- _Task brief_: Using the entries that follow, state how many lines contain "Interní", with no other words.

Dataset extract section start

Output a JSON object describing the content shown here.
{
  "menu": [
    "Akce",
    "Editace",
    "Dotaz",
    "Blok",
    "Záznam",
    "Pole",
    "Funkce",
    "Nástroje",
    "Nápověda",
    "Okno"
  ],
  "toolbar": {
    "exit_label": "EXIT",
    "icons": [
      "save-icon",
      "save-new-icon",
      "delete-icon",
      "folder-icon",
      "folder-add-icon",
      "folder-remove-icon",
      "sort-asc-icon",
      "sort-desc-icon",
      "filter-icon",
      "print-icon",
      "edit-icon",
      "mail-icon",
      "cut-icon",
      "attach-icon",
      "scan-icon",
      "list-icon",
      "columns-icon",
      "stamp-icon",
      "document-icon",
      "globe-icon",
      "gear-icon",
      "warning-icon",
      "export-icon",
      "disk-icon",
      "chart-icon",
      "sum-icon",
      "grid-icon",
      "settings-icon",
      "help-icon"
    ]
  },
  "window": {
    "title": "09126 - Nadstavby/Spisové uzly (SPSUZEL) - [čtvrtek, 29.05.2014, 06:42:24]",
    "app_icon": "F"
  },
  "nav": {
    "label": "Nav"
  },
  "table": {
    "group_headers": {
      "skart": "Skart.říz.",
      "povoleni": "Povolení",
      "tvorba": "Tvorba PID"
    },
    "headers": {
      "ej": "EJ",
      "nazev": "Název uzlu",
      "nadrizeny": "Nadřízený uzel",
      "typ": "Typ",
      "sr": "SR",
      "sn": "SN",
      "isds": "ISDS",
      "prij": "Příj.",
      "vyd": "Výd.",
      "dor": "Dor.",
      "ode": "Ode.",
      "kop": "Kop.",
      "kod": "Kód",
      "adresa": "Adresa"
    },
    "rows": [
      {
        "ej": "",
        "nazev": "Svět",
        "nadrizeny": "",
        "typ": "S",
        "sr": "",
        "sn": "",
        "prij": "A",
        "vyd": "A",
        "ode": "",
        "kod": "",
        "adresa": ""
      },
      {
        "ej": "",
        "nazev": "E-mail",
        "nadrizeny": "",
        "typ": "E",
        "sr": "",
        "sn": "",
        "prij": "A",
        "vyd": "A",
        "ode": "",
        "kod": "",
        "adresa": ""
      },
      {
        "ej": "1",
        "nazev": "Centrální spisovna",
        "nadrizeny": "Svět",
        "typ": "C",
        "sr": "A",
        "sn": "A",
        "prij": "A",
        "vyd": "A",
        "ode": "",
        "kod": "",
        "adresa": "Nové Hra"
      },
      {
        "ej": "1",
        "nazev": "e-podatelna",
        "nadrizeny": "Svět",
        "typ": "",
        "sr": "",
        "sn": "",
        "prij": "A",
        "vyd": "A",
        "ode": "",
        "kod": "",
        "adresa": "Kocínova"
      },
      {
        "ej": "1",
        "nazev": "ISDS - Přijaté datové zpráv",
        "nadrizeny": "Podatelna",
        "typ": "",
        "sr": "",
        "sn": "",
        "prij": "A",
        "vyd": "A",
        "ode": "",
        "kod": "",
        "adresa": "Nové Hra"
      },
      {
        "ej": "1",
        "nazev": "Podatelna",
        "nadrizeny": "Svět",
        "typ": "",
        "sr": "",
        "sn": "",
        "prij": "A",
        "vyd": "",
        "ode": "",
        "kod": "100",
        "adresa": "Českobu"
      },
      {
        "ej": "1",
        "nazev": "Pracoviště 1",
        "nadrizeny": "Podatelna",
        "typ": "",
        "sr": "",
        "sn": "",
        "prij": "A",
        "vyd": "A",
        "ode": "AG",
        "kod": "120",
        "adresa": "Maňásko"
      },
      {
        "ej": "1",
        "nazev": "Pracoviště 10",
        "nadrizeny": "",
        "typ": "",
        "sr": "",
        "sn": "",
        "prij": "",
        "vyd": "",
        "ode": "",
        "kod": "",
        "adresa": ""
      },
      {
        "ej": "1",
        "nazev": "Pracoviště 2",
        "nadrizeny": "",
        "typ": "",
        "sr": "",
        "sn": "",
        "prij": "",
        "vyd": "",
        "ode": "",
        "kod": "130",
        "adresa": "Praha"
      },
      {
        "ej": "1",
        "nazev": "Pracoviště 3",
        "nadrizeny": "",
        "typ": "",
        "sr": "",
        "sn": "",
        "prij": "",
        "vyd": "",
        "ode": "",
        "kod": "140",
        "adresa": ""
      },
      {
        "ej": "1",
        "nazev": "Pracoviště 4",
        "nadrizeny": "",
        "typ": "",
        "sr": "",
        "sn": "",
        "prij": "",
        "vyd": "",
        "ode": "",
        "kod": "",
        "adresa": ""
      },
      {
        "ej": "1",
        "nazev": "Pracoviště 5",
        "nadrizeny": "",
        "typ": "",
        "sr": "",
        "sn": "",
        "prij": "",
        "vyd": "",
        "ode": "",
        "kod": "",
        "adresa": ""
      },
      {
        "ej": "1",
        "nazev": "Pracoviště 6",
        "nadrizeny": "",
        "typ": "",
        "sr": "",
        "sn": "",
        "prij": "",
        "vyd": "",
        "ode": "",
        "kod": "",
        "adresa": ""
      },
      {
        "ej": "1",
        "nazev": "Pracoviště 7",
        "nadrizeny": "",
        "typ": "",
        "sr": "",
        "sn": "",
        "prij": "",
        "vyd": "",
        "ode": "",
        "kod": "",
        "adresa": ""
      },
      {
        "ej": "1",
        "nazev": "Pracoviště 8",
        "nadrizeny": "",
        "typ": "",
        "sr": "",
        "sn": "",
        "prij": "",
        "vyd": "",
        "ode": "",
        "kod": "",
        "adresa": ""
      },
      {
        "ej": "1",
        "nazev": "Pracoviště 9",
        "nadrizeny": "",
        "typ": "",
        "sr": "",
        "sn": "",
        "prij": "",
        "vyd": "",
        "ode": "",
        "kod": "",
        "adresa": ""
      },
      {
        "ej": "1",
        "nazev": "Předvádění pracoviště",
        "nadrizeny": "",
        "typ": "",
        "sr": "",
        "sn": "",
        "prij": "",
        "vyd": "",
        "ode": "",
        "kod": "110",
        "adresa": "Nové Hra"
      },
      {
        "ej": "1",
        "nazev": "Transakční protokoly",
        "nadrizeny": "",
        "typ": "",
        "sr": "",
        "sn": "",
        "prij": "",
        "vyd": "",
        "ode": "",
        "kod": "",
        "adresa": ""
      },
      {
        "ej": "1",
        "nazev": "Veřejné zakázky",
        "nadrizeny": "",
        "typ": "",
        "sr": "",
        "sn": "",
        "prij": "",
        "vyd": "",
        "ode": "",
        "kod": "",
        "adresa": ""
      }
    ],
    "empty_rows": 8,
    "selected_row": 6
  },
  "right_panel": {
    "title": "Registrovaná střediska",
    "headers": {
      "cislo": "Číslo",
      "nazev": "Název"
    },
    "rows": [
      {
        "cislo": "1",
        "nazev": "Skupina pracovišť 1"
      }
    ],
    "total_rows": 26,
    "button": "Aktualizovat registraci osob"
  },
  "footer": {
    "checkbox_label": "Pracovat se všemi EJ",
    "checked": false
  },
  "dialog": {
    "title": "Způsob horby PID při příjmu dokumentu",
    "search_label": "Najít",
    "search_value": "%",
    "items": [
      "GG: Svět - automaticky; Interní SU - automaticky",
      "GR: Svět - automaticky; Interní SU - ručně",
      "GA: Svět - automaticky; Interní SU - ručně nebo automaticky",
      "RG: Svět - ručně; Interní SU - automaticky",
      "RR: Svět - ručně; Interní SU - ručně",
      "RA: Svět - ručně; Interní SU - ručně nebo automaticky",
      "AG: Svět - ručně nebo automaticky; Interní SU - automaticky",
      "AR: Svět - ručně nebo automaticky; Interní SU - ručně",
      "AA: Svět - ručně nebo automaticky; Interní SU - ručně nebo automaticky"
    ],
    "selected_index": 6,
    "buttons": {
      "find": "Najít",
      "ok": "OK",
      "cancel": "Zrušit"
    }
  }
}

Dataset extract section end

- _Solution to the problem_: 9